- [ASSIGNMENT]: Restate the listing below line for line and word for word, without the pictures.
[Opening MATERIAL PROVIDED section]
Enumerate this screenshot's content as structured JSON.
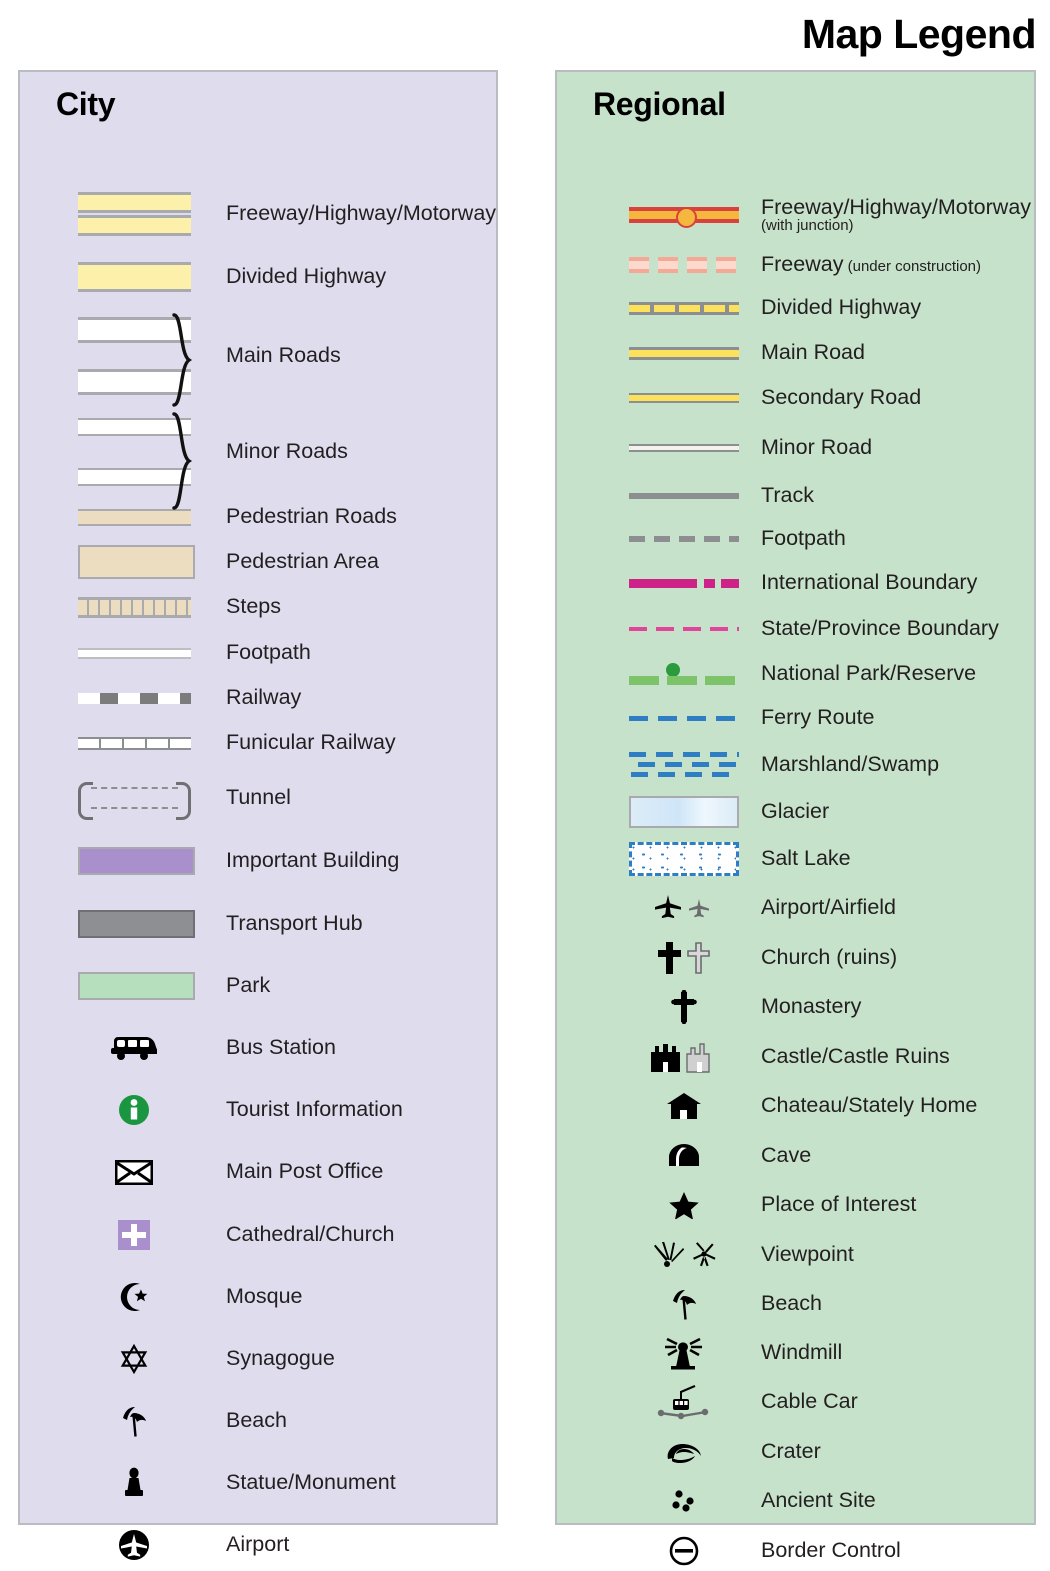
{
  "title": "Map Legend",
  "panels": {
    "city": {
      "heading": "City",
      "bg_color": "#dedced",
      "items": [
        {
          "label": "Freeway/Highway/Motorway",
          "symbol": "freeway-double-band"
        },
        {
          "label": "Divided Highway",
          "symbol": "divided-highway-band"
        },
        {
          "label": "Main Roads",
          "symbol": "white-road-pair-braced"
        },
        {
          "label": "Minor Roads",
          "symbol": "white-road-pair-thin-braced"
        },
        {
          "label": "Pedestrian Roads",
          "symbol": "pedestrian-road-band"
        },
        {
          "label": "Pedestrian Area",
          "symbol": "pedestrian-area-block"
        },
        {
          "label": "Steps",
          "symbol": "steps-segmented-band"
        },
        {
          "label": "Footpath",
          "symbol": "footpath-thin-line"
        },
        {
          "label": "Railway",
          "symbol": "railway-hatched-line"
        },
        {
          "label": "Funicular Railway",
          "symbol": "funicular-ticked-line"
        },
        {
          "label": "Tunnel",
          "symbol": "tunnel-dashed-portal"
        },
        {
          "label": "Important Building",
          "symbol": "important-building-swatch"
        },
        {
          "label": "Transport Hub",
          "symbol": "transport-hub-swatch"
        },
        {
          "label": "Park",
          "symbol": "park-swatch"
        },
        {
          "label": "Bus Station",
          "symbol": "bus-icon"
        },
        {
          "label": "Tourist Information",
          "symbol": "information-circle-icon"
        },
        {
          "label": "Main Post Office",
          "symbol": "envelope-icon"
        },
        {
          "label": "Cathedral/Church",
          "symbol": "cathedral-cross-square-icon"
        },
        {
          "label": "Mosque",
          "symbol": "crescent-star-icon"
        },
        {
          "label": "Synagogue",
          "symbol": "star-of-david-icon"
        },
        {
          "label": "Beach",
          "symbol": "beach-umbrella-icon"
        },
        {
          "label": "Statue/Monument",
          "symbol": "statue-icon"
        },
        {
          "label": "Airport",
          "symbol": "airport-circle-icon"
        }
      ]
    },
    "regional": {
      "heading": "Regional",
      "bg_color": "#c6e2ca",
      "items": [
        {
          "label": "Freeway/Highway/Motorway",
          "sublabel": "(with junction)",
          "sub_below": true,
          "symbol": "freeway-junction-line"
        },
        {
          "label": "Freeway",
          "sublabel": "(under construction)",
          "symbol": "freeway-under-construction-line"
        },
        {
          "label": "Divided Highway",
          "symbol": "divided-highway-line"
        },
        {
          "label": "Main Road",
          "symbol": "main-road-line"
        },
        {
          "label": "Secondary Road",
          "symbol": "secondary-road-line"
        },
        {
          "label": "Minor Road",
          "symbol": "minor-road-line"
        },
        {
          "label": "Track",
          "symbol": "track-line"
        },
        {
          "label": "Footpath",
          "symbol": "footpath-dashed-line"
        },
        {
          "label": "International Boundary",
          "symbol": "international-boundary-line"
        },
        {
          "label": "State/Province Boundary",
          "symbol": "state-boundary-line"
        },
        {
          "label": "National Park/Reserve",
          "symbol": "national-park-line"
        },
        {
          "label": "Ferry Route",
          "symbol": "ferry-route-line"
        },
        {
          "label": "Marshland/Swamp",
          "symbol": "marshland-pattern"
        },
        {
          "label": "Glacier",
          "symbol": "glacier-swatch"
        },
        {
          "label": "Salt Lake",
          "symbol": "salt-lake-swatch"
        },
        {
          "label": "Airport/Airfield",
          "symbol": "airplane-pair-icon"
        },
        {
          "label": "Church (ruins)",
          "symbol": "cross-pair-icon"
        },
        {
          "label": "Monastery",
          "symbol": "monastery-cross-icon"
        },
        {
          "label": "Castle/Castle Ruins",
          "symbol": "castle-pair-icon"
        },
        {
          "label": "Chateau/Stately Home",
          "symbol": "chateau-icon"
        },
        {
          "label": "Cave",
          "symbol": "cave-icon"
        },
        {
          "label": "Place of Interest",
          "symbol": "star-icon"
        },
        {
          "label": "Viewpoint",
          "symbol": "viewpoint-pair-icon"
        },
        {
          "label": "Beach",
          "symbol": "beach-umbrella-icon"
        },
        {
          "label": "Windmill",
          "symbol": "windmill-icon"
        },
        {
          "label": "Cable Car",
          "symbol": "cable-car-icon"
        },
        {
          "label": "Crater",
          "symbol": "crater-icon"
        },
        {
          "label": "Ancient Site",
          "symbol": "ancient-site-dots-icon"
        },
        {
          "label": "Border Control",
          "symbol": "border-control-icon"
        }
      ]
    }
  },
  "colors": {
    "city_bg": "#dedced",
    "regional_bg": "#c6e2ca",
    "highway_yellow": "#fdf0ab",
    "road_yellow": "#fbe15c",
    "freeway_red": "#d9423c",
    "freeway_orange": "#f5b73d",
    "pedestrian_tan": "#ecdcc0",
    "important_building": "#a98fcc",
    "transport_hub": "#8e8f93",
    "park_green": "#b6dfbd",
    "boundary_magenta": "#cd2287",
    "state_boundary": "#e0449b",
    "park_line_green": "#7dc36a",
    "water_blue": "#2f7ec4",
    "info_green": "#1a9641",
    "border_gray": "#b9bcc0"
  }
}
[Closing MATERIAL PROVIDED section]
- [ANSWER AREA]:
Enumerate this screenshot's content as structured JSON.
{
  "title": "Map Legend",
  "panels": {
    "city": {
      "heading": "City",
      "bg_color": "#dedced",
      "items": [
        {
          "label": "Freeway/Highway/Motorway",
          "symbol": "freeway-double-band"
        },
        {
          "label": "Divided Highway",
          "symbol": "divided-highway-band"
        },
        {
          "label": "Main Roads",
          "symbol": "white-road-pair-braced"
        },
        {
          "label": "Minor Roads",
          "symbol": "white-road-pair-thin-braced"
        },
        {
          "label": "Pedestrian Roads",
          "symbol": "pedestrian-road-band"
        },
        {
          "label": "Pedestrian Area",
          "symbol": "pedestrian-area-block"
        },
        {
          "label": "Steps",
          "symbol": "steps-segmented-band"
        },
        {
          "label": "Footpath",
          "symbol": "footpath-thin-line"
        },
        {
          "label": "Railway",
          "symbol": "railway-hatched-line"
        },
        {
          "label": "Funicular Railway",
          "symbol": "funicular-ticked-line"
        },
        {
          "label": "Tunnel",
          "symbol": "tunnel-dashed-portal"
        },
        {
          "label": "Important Building",
          "symbol": "important-building-swatch"
        },
        {
          "label": "Transport Hub",
          "symbol": "transport-hub-swatch"
        },
        {
          "label": "Park",
          "symbol": "park-swatch"
        },
        {
          "label": "Bus Station",
          "symbol": "bus-icon"
        },
        {
          "label": "Tourist Information",
          "symbol": "information-circle-icon"
        },
        {
          "label": "Main Post Office",
          "symbol": "envelope-icon"
        },
        {
          "label": "Cathedral/Church",
          "symbol": "cathedral-cross-square-icon"
        },
        {
          "label": "Mosque",
          "symbol": "crescent-star-icon"
        },
        {
          "label": "Synagogue",
          "symbol": "star-of-david-icon"
        },
        {
          "label": "Beach",
          "symbol": "beach-umbrella-icon"
        },
        {
          "label": "Statue/Monument",
          "symbol": "statue-icon"
        },
        {
          "label": "Airport",
          "symbol": "airport-circle-icon"
        }
      ]
    },
    "regional": {
      "heading": "Regional",
      "bg_color": "#c6e2ca",
      "items": [
        {
          "label": "Freeway/Highway/Motorway",
          "sublabel": "(with junction)",
          "sub_below": true,
          "symbol": "freeway-junction-line"
        },
        {
          "label": "Freeway",
          "sublabel": "(under construction)",
          "symbol": "freeway-under-construction-line"
        },
        {
          "label": "Divided Highway",
          "symbol": "divided-highway-line"
        },
        {
          "label": "Main Road",
          "symbol": "main-road-line"
        },
        {
          "label": "Secondary Road",
          "symbol": "secondary-road-line"
        },
        {
          "label": "Minor Road",
          "symbol": "minor-road-line"
        },
        {
          "label": "Track",
          "symbol": "track-line"
        },
        {
          "label": "Footpath",
          "symbol": "footpath-dashed-line"
        },
        {
          "label": "International Boundary",
          "symbol": "international-boundary-line"
        },
        {
          "label": "State/Province Boundary",
          "symbol": "state-boundary-line"
        },
        {
          "label": "National Park/Reserve",
          "symbol": "national-park-line"
        },
        {
          "label": "Ferry Route",
          "symbol": "ferry-route-line"
        },
        {
          "label": "Marshland/Swamp",
          "symbol": "marshland-pattern"
        },
        {
          "label": "Glacier",
          "symbol": "glacier-swatch"
        },
        {
          "label": "Salt Lake",
          "symbol": "salt-lake-swatch"
        },
        {
          "label": "Airport/Airfield",
          "symbol": "airplane-pair-icon"
        },
        {
          "label": "Church (ruins)",
          "symbol": "cross-pair-icon"
        },
        {
          "label": "Monastery",
          "symbol": "monastery-cross-icon"
        },
        {
          "label": "Castle/Castle Ruins",
          "symbol": "castle-pair-icon"
        },
        {
          "label": "Chateau/Stately Home",
          "symbol": "chateau-icon"
        },
        {
          "label": "Cave",
          "symbol": "cave-icon"
        },
        {
          "label": "Place of Interest",
          "symbol": "star-icon"
        },
        {
          "label": "Viewpoint",
          "symbol": "viewpoint-pair-icon"
        },
        {
          "label": "Beach",
          "symbol": "beach-umbrella-icon"
        },
        {
          "label": "Windmill",
          "symbol": "windmill-icon"
        },
        {
          "label": "Cable Car",
          "symbol": "cable-car-icon"
        },
        {
          "label": "Crater",
          "symbol": "crater-icon"
        },
        {
          "label": "Ancient Site",
          "symbol": "ancient-site-dots-icon"
        },
        {
          "label": "Border Control",
          "symbol": "border-control-icon"
        }
      ]
    }
  },
  "colors": {
    "city_bg": "#dedced",
    "regional_bg": "#c6e2ca",
    "highway_yellow": "#fdf0ab",
    "road_yellow": "#fbe15c",
    "freeway_red": "#d9423c",
    "freeway_orange": "#f5b73d",
    "pedestrian_tan": "#ecdcc0",
    "important_building": "#a98fcc",
    "transport_hub": "#8e8f93",
    "park_green": "#b6dfbd",
    "boundary_magenta": "#cd2287",
    "state_boundary": "#e0449b",
    "park_line_green": "#7dc36a",
    "water_blue": "#2f7ec4",
    "info_green": "#1a9641",
    "border_gray": "#b9bcc0"
  }
}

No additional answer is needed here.